As the cost of watching sports and other entertainment sectors increases, with many fans having to purchase several monthly subscriptions to watch all the content they desire, it is no surprise that IPTV providers have soared in popularity.

Although using such a service is not in itself illegal, streaming premium content that would otherwise be a paid-for service is an offence.

We reported that in May 2023 an IPTV gang were jailed for streaming services illegally to their customers, and in February this year another man was charged with providing a similar service.

Sentences of 12 months+, as well as fines in excess of £90,000 were handed out on those occasions, giving users of the popular streaming services something to worry about.

Now, following a historic court ruling in Spain, viewers of IPTV service have even more to be afraid of when streaming illegal content.

A judge of Barcelona’s Commercial Court passed a ruling that would allow not just providers, but users of the streaming services to be tracked when streaming illegal content.

This new ruling means that Internet providers must pass over details of users who are streaming La Liga matches for free to the league, with the ruling statement reading as follows:

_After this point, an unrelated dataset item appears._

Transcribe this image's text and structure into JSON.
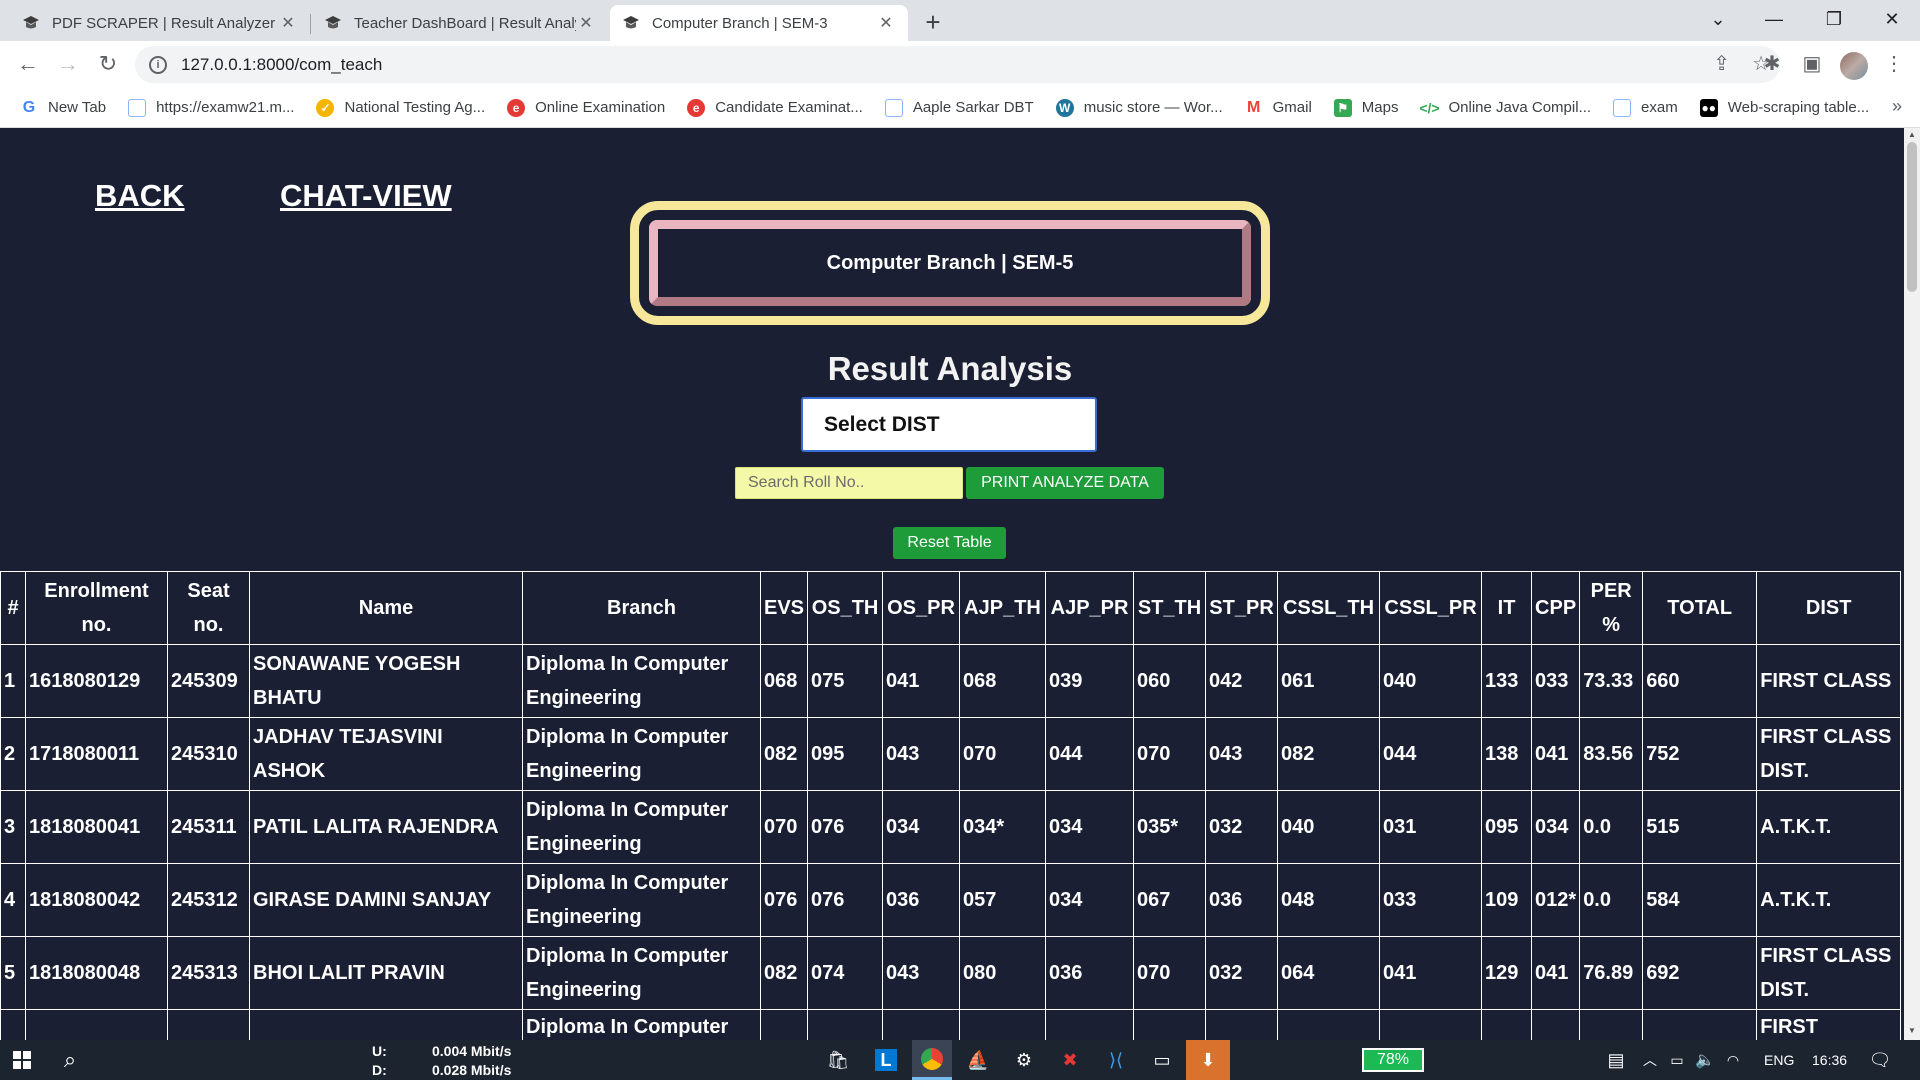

“There are reasonable indications that content, works or services subject to the audiovisual rights of La Liga are being made available or disseminated directly or indirectly without respecting the provisions of the Intellectual Property Law.”

Barcelona's Commercial Court where the new IPTV ruling was made.
Barcelona’s Commercial Court where the new IPTV ruling was made. Image credit: Ciudad FCC

This new law will allow prosecutors to track users of IPTV services via 4 different methods:

  • Name & Surname of the holder of the internet services contract at the property.
  • The IP address of the user streaming illegal content.
  • Postal address and billing details of Internet service holder.
  • Identification document (NIE, NIF etc) containing info on the IP address of the server connected, the port server which is connected, and the time of the server request.

Javier Tebas, La Liga’s President said that illegal streamers who are caught via this new court order will be given ‘damages’ to pay on account of the content being illegal to watch for free.

If this game-changing ruling works in La Liga’s favour, and streamers of illegal football content are caught successfully, we may well see something similar brought into UK law.

Do YOU think that users of IPTV services should be prosecuted? LET US KNOW BELOW!

Should IPTV viewers be prosecuted?